slave drew and I rode over on the scooter tonight to see our friends, Mark and Christine. Mark is a very talented photographer and he’d talked to drew about helping him set up a photo shoot, which is what we did tonight.
Mark’s idea was to use a very slow shutter speed, 30 seconds or so, and take photos of a spinning fire. The fire was created by filling an egg whisk with steel wool, setting it alight, then spinning it on the end of a chain.
By using a very slow shutter speed, you get the image of the fire spinning in a circle, throwing off sparks.
Of course, sometimes the whisk also flies off the end of the chain, causing some of us to scatter.
We must have tried it about a half dozen times, with varying success, although we ended up with at least three or four photos that are quite impressive.
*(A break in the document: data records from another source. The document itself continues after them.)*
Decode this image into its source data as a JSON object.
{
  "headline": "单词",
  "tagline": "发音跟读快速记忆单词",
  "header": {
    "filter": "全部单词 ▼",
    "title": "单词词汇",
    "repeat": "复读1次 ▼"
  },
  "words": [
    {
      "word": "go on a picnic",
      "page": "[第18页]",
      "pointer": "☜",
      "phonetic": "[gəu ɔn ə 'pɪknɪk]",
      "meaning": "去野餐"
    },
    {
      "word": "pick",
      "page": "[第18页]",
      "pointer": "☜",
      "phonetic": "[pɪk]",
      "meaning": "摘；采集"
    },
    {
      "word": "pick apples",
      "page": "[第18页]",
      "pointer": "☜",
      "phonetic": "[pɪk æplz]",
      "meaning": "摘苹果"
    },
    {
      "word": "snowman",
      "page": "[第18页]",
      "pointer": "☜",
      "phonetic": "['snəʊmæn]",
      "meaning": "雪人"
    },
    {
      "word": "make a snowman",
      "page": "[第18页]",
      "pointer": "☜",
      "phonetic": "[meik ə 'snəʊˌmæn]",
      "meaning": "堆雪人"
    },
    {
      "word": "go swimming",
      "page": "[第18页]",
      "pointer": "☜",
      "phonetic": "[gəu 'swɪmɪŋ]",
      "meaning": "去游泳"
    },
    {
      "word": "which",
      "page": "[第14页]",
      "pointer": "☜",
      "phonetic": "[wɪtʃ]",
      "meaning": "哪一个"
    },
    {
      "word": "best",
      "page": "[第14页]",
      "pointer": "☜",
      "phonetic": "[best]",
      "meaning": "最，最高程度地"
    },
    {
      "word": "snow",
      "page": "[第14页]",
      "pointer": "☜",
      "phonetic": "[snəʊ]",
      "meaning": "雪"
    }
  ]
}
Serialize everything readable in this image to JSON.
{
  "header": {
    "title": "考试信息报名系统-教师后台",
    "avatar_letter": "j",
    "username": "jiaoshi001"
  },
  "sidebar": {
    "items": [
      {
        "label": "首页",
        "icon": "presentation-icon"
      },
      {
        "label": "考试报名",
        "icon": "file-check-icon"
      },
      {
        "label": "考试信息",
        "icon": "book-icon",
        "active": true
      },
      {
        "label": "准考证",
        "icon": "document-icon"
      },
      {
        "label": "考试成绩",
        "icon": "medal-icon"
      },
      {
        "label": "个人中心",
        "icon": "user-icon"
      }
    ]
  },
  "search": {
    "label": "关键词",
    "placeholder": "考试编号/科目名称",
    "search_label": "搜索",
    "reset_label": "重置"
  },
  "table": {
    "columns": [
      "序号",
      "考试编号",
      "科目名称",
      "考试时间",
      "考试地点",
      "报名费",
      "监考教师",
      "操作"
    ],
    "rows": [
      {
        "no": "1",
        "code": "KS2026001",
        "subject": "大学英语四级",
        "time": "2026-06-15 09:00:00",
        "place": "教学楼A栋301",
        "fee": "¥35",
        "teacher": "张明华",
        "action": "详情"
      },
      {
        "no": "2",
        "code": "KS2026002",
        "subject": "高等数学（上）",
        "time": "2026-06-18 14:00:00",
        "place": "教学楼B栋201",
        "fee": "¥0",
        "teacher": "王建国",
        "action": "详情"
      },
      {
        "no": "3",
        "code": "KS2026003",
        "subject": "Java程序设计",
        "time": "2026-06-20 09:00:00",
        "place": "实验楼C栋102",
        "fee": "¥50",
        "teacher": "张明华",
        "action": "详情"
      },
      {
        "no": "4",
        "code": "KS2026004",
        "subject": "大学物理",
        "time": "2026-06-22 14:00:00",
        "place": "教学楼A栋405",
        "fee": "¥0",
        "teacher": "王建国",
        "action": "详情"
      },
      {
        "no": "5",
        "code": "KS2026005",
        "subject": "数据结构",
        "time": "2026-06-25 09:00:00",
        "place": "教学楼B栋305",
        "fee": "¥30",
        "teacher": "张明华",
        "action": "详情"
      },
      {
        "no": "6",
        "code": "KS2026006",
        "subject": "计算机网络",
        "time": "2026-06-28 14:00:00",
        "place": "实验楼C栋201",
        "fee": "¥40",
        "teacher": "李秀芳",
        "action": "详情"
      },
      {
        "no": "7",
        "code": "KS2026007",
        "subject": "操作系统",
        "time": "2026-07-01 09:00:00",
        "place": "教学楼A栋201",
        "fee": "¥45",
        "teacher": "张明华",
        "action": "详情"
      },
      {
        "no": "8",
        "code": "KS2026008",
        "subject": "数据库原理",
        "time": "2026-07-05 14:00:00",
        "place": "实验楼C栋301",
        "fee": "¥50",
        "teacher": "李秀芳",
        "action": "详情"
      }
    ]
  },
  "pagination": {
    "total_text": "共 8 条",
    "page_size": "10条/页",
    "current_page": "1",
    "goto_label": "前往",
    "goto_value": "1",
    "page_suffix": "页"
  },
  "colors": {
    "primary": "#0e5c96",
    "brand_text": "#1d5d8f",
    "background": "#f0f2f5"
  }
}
They will get some manipulation after the initial capture of the image.
I have always loved photography for one reason in particular. It is an image of a moment in time.
Looking through my family pictures, I know that my Aunt Rosebud stood just so, one foot turned to the side, smiling at the camera, on Easter Sunday in 1926.
I know that my father, dressed just so, had my oldest brother sitting in front of him on the horse he rode, cowboy hats on both their heads, the spring of 1947.
I know that my other brother had a pair of homemade stilts that he wore around the neighborhood, the same summer he wore a single red die with a hole drilled through it, around his neck on a pull chain, back in 1960.
And I know that I’ll look back sometime on the photos taken tonight and remember the ride over, the scattering when the chain gave way, the fire flying through the air, spinning circles of light.